I am told the macarons were the bomb. They are imported from France, cost $2.20 each and are worth every cent. I totally regret not trying them. At this point our party started to disband with a few of us keen to carry on the festivities. Reluctant to continue drinking this far from home with my car I attempted to convince them all to head into the city but to no avail. Eventually they opted to remain in the valley and I headed home. Not wanting my day to end once I got home I persuaded the Boy to walk down to one of our locals The Balmoral pub to carry on drinking.
Walking down the Albany Highway rekindled my appetite and by the time we arrived at The Balmoral I was super hungry. There were only limited share dishes available gluten free so we shared two serves of the scallops served in the shell topped with chorizo and marinated red pepper. The scallops were fairly small but soft and tender however the chorizo was flavourless and fatty.
Trying to pace myself so I could fit in desert I ordered a light meal for dinner; the char-grilled quail salad. The plump bird was served juicy and pink. The bed of salad was scantly tossed with some occasional crisp prosciutto, warm potatoes and mixed greens. A little more of the flavoursome ingredients wouldn’t have gone astray in this dish.
The Boy has been trying to move away from eating red meat but the lure of a steak at a pub is hard work. This time round he came very close to ordering the Surf and Turf before once again stopping himself and choosing the warm lamb and quinoa salad.

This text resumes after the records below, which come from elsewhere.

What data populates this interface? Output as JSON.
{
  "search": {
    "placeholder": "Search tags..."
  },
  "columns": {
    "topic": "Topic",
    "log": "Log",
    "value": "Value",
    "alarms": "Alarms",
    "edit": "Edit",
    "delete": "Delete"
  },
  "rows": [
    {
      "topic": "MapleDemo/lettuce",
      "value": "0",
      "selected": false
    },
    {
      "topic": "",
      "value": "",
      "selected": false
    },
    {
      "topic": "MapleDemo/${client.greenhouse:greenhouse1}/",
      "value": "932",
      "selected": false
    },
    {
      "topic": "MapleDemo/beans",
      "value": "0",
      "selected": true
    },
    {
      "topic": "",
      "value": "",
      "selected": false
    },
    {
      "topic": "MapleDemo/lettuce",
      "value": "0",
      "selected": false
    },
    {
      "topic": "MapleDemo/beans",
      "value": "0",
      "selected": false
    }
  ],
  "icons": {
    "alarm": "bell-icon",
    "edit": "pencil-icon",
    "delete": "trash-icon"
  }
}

His salad arrived at the table piled high on his plate with a generous serving of shredded lamb, spinach, quinoa, cherry tomatoes, sunflower seeds feta, dried figs and a subtle hint of mint. The word salad never conjures up thought that the meal would be filing but thanks to the higher protein content of quinoa he was so full that he nearly talked me out of ordering dessert.
I said nearly. After a couple of months of carefully watching what I ate, now there is no holding me back! The white chocolate and bailey crème brûlée sounded like it would be the perfect way to end a long day of eating and drinking. Unfortunately it was a bit of a disappointment. It tasted very bland with no evidence of any white chocolate or baileys flavours at all. The vanilla ice cream was icy and super sweet.
The Boy defaulted back to his one of his favourites for dessert; the ice cream sundae. Those of you who know him well understand that ice cream is to him what chocolate is to me. His sundae looked like something out of the eighties, and was served with three dishes of sauces; dark chocolate, berry coulis and “butterscotch sauce”. The butterscotch sauce had an odd khaki green colour to it and tasted like molten treacle. It was meant to be topped with nuts and chocolate shavings but there was barely half stingy a teaspoon sprinkled on top. Not a recommended dish even for kids.
Overall the Balmoral is a great casual pub to pop in for a local drink with your mates. There are two courtyards outside and they always have a great vibe and it is the perfect place to enjoy a sun downer in summer. Their food is trying to lift its game above basic pub fare with a few hits and misses along the way.The Cheese Barrel
920 Great Northern Highway, Millendon, WA 6056 | (08) 9296 4539 | http://www.thecheesebarrel.com.au/Price: $ Food: 2.5/5 (astounding list available, but needs to be served at the right temperature) Service: 3/5 (quick, helpful) Ambience: 3/5 (overlooks a small patch of forested reserve) Drinks: 3/5 (only tried a few wines) Total: 11.5/20 The Balmoral Hotel 901 Albany Hwy, Victoria Park 6100 | (08) 9355 4533 | http://www.thebalmoral.com.au/ Price: $$$ (Entrees $7-23, Mains $22-35, accepts Entertainment Card) Food: 2.5/5 () Service: 2.5/5 (our waitress was lovely…but very forgetful) Ambience: 3/5 (casual pub vibe) Drinks: 3/5 (the essentials) Total: 11/20